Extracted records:
Start of Block

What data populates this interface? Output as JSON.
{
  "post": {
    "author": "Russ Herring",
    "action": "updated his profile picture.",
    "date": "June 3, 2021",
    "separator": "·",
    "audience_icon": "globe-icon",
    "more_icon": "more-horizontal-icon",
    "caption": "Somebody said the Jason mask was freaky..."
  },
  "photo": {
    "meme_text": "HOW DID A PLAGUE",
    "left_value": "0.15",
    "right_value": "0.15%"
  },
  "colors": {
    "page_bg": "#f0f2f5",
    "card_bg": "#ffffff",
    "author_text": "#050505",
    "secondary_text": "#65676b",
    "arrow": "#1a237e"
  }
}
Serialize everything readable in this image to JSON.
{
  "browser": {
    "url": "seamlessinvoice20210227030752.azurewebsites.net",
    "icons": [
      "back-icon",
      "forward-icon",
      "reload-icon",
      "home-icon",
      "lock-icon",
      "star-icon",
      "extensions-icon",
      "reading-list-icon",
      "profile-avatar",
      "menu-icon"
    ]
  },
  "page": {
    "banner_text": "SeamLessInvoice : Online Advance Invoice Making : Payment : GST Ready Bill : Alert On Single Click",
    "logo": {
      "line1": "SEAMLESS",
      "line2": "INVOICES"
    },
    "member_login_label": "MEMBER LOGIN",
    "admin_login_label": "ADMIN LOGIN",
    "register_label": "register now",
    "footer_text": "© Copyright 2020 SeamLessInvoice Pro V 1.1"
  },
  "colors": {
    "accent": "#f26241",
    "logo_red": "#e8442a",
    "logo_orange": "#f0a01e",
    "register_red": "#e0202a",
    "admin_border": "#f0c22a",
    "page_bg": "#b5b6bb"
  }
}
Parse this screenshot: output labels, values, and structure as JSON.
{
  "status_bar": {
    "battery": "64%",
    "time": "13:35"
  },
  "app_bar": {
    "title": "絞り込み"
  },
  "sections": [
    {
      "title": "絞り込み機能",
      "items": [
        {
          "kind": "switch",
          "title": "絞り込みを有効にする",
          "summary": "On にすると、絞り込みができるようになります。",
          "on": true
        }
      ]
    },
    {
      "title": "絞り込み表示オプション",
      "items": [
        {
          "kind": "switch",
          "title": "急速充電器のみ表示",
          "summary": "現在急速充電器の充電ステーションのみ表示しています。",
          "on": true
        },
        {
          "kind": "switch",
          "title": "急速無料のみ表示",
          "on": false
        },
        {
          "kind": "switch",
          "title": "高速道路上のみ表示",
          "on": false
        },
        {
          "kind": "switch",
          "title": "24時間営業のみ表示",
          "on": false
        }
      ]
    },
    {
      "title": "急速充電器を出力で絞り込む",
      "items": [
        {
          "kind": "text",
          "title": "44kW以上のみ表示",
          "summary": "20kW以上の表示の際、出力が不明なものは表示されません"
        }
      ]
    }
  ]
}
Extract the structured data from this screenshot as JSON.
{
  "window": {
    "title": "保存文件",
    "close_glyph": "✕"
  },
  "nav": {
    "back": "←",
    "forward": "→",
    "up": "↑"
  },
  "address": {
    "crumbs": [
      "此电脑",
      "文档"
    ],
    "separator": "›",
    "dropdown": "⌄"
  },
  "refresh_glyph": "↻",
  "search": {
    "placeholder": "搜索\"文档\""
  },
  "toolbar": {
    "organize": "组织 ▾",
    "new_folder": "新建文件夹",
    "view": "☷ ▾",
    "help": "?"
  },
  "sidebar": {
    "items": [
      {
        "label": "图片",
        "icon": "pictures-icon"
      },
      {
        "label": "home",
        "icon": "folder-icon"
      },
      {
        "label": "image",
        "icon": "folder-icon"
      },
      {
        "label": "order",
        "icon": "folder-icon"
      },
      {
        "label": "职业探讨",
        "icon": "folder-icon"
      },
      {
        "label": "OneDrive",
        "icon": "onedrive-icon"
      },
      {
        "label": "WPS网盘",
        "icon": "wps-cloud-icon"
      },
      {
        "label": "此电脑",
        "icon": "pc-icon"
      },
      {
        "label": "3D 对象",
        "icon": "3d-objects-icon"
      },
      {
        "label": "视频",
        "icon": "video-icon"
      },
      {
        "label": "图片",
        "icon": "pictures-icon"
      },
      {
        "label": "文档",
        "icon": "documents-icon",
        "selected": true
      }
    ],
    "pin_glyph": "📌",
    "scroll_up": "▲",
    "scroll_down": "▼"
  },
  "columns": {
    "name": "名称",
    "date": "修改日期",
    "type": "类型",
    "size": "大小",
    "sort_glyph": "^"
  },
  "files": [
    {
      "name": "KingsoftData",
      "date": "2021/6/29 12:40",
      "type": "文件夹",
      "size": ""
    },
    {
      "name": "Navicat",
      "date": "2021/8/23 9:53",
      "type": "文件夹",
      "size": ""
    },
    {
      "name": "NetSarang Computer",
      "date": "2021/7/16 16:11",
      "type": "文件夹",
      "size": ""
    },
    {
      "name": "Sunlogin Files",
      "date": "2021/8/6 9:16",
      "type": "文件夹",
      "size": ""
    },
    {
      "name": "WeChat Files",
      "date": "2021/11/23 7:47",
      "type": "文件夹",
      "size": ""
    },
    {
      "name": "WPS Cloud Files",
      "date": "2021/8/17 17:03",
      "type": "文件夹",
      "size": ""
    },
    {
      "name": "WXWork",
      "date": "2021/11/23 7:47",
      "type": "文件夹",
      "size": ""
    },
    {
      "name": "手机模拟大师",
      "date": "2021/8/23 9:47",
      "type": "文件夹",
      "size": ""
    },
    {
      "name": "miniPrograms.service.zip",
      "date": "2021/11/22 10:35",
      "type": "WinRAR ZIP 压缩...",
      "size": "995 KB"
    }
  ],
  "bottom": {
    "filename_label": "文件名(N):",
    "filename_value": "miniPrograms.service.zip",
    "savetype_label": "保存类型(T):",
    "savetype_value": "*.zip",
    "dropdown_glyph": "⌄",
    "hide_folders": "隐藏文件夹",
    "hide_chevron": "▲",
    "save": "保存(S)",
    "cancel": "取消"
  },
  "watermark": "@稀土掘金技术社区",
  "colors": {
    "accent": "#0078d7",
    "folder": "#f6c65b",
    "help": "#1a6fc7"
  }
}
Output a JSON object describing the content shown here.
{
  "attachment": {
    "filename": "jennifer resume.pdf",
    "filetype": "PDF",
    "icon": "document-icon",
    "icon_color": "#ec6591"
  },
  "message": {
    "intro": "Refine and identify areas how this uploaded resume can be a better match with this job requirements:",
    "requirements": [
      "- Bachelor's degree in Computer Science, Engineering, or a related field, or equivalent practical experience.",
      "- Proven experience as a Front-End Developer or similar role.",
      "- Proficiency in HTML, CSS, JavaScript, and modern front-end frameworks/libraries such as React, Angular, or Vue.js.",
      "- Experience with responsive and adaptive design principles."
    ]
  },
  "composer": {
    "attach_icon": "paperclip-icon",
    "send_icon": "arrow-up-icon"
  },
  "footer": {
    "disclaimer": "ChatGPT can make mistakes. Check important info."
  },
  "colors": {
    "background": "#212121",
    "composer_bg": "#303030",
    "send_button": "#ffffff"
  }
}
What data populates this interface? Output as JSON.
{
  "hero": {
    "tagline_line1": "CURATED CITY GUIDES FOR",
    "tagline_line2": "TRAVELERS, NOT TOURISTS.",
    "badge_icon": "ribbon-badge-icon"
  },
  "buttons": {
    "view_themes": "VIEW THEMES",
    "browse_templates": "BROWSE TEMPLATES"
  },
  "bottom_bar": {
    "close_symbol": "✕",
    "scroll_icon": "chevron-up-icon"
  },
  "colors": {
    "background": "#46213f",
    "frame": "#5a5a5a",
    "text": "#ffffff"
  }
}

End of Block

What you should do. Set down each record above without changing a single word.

Result of this exercise.
What data populates this interface? Output as JSON.
{
  "post": {
    "author": "Russ Herring",
    "action": "updated his profile picture.",
    "date": "June 3, 2021",
    "separator": "·",
    "audience_icon": "globe-icon",
    "more_icon": "more-horizontal-icon",
    "caption": "Somebody said the Jason mask was freaky..."
  },
  "photo": {
    "meme_text": "HOW DID A PLAGUE",
    "left_value": "0.15",
    "right_value": "0.15%"
  },
  "colors": {
    "page_bg": "#f0f2f5",
    "card_bg": "#ffffff",
    "author_text": "#050505",
    "secondary_text": "#65676b",
    "arrow": "#1a237e"
  }
}
Serialize everything readable in this image to JSON.
{
  "browser": {
    "url": "seamlessinvoice20210227030752.azurewebsites.net",
    "icons": [
      "back-icon",
      "forward-icon",
      "reload-icon",
      "home-icon",
      "lock-icon",
      "star-icon",
      "extensions-icon",
      "reading-list-icon",
      "profile-avatar",
      "menu-icon"
    ]
  },
  "page": {
    "banner_text": "SeamLessInvoice : Online Advance Invoice Making : Payment : GST Ready Bill : Alert On Single Click",
    "logo": {
      "line1": "SEAMLESS",
      "line2": "INVOICES"
    },
    "member_login_label": "MEMBER LOGIN",
    "admin_login_label": "ADMIN LOGIN",
    "register_label": "register now",
    "footer_text": "© Copyright 2020 SeamLessInvoice Pro V 1.1"
  },
  "colors": {
    "accent": "#f26241",
    "logo_red": "#e8442a",
    "logo_orange": "#f0a01e",
    "register_red": "#e0202a",
    "admin_border": "#f0c22a",
    "page_bg": "#b5b6bb"
  }
}
Parse this screenshot: output labels, values, and structure as JSON.
{
  "status_bar": {
    "battery": "64%",
    "time": "13:35"
  },
  "app_bar": {
    "title": "絞り込み"
  },
  "sections": [
    {
      "title": "絞り込み機能",
      "items": [
        {
          "kind": "switch",
          "title": "絞り込みを有効にする",
          "summary": "On にすると、絞り込みができるようになります。",
          "on": true
        }
      ]
    },
    {
      "title": "絞り込み表示オプション",
      "items": [
        {
          "kind": "switch",
          "title": "急速充電器のみ表示",
          "summary": "現在急速充電器の充電ステーションのみ表示しています。",
          "on": true
        },
        {
          "kind": "switch",
          "title": "急速無料のみ表示",
          "on": false
        },
        {
          "kind": "switch",
          "title": "高速道路上のみ表示",
          "on": false
        },
        {
          "kind": "switch",
          "title": "24時間営業のみ表示",
          "on": false
        }
      ]
    },
    {
      "title": "急速充電器を出力で絞り込む",
      "items": [
        {
          "kind": "text",
          "title": "44kW以上のみ表示",
          "summary": "20kW以上の表示の際、出力が不明なものは表示されません"
        }
      ]
    }
  ]
}
Extract the structured data from this screenshot as JSON.
{
  "window": {
    "title": "保存文件",
    "close_glyph": "✕"
  },
  "nav": {
    "back": "←",
    "forward": "→",
    "up": "↑"
  },
  "address": {
    "crumbs": [
      "此电脑",
      "文档"
    ],
    "separator": "›",
    "dropdown": "⌄"
  },
  "refresh_glyph": "↻",
  "search": {
    "placeholder": "搜索\"文档\""
  },
  "toolbar": {
    "organize": "组织 ▾",
    "new_folder": "新建文件夹",
    "view": "☷ ▾",
    "help": "?"
  },
  "sidebar": {
    "items": [
      {
        "label": "图片",
        "icon": "pictures-icon"
      },
      {
        "label": "home",
        "icon": "folder-icon"
      },
      {
        "label": "image",
        "icon": "folder-icon"
      },
      {
        "label": "order",
        "icon": "folder-icon"
      },
      {
        "label": "职业探讨",
        "icon": "folder-icon"
      },
      {
        "label": "OneDrive",
        "icon": "onedrive-icon"
      },
      {
        "label": "WPS网盘",
        "icon": "wps-cloud-icon"
      },
      {
        "label": "此电脑",
        "icon": "pc-icon"
      },
      {
        "label": "3D 对象",
        "icon": "3d-objects-icon"
      },
      {
        "label": "视频",
        "icon": "video-icon"
      },
      {
        "label": "图片",
        "icon": "pictures-icon"
      },
      {
        "label": "文档",
        "icon": "documents-icon",
        "selected": true
      }
    ],
    "pin_glyph": "📌",
    "scroll_up": "▲",
    "scroll_down": "▼"
  },
  "columns": {
    "name": "名称",
    "date": "修改日期",
    "type": "类型",
    "size": "大小",
    "sort_glyph": "^"
  },
  "files": [
    {
      "name": "KingsoftData",
      "date": "2021/6/29 12:40",
      "type": "文件夹",
      "size": ""
    },
    {
      "name": "Navicat",
      "date": "2021/8/23 9:53",
      "type": "文件夹",
      "size": ""
    },
    {
      "name": "NetSarang Computer",
      "date": "2021/7/16 16:11",
      "type": "文件夹",
      "size": ""
    },
    {
      "name": "Sunlogin Files",
      "date": "2021/8/6 9:16",
      "type": "文件夹",
      "size": ""
    },
    {
      "name": "WeChat Files",
      "date": "2021/11/23 7:47",
      "type": "文件夹",
      "size": ""
    },
    {
      "name": "WPS Cloud Files",
      "date": "2021/8/17 17:03",
      "type": "文件夹",
      "size": ""
    },
    {
      "name": "WXWork",
      "date": "2021/11/23 7:47",
      "type": "文件夹",
      "size": ""
    },
    {
      "name": "手机模拟大师",
      "date": "2021/8/23 9:47",
      "type": "文件夹",
      "size": ""
    },
    {
      "name": "miniPrograms.service.zip",
      "date": "2021/11/22 10:35",
      "type": "WinRAR ZIP 压缩...",
      "size": "995 KB"
    }
  ],
  "bottom": {
    "filename_label": "文件名(N):",
    "filename_value": "miniPrograms.service.zip",
    "savetype_label": "保存类型(T):",
    "savetype_value": "*.zip",
    "dropdown_glyph": "⌄",
    "hide_folders": "隐藏文件夹",
    "hide_chevron": "▲",
    "save": "保存(S)",
    "cancel": "取消"
  },
  "watermark": "@稀土掘金技术社区",
  "colors": {
    "accent": "#0078d7",
    "folder": "#f6c65b",
    "help": "#1a6fc7"
  }
}
Output a JSON object describing the content shown here.
{
  "attachment": {
    "filename": "jennifer resume.pdf",
    "filetype": "PDF",
    "icon": "document-icon",
    "icon_color": "#ec6591"
  },
  "message": {
    "intro": "Refine and identify areas how this uploaded resume can be a better match with this job requirements:",
    "requirements": [
      "- Bachelor's degree in Computer Science, Engineering, or a related field, or equivalent practical experience.",
      "- Proven experience as a Front-End Developer or similar role.",
      "- Proficiency in HTML, CSS, JavaScript, and modern front-end frameworks/libraries such as React, Angular, or Vue.js.",
      "- Experience with responsive and adaptive design principles."
    ]
  },
  "composer": {
    "attach_icon": "paperclip-icon",
    "send_icon": "arrow-up-icon"
  },
  "footer": {
    "disclaimer": "ChatGPT can make mistakes. Check important info."
  },
  "colors": {
    "background": "#212121",
    "composer_bg": "#303030",
    "send_button": "#ffffff"
  }
}
What data populates this interface? Output as JSON.
{
  "hero": {
    "tagline_line1": "CURATED CITY GUIDES FOR",
    "tagline_line2": "TRAVELERS, NOT TOURISTS.",
    "badge_icon": "ribbon-badge-icon"
  },
  "buttons": {
    "view_themes": "VIEW THEMES",
    "browse_templates": "BROWSE TEMPLATES"
  },
  "bottom_bar": {
    "close_symbol": "✕",
    "scroll_icon": "chevron-up-icon"
  },
  "colors": {
    "background": "#46213f",
    "frame": "#5a5a5a",
    "text": "#ffffff"
  }
}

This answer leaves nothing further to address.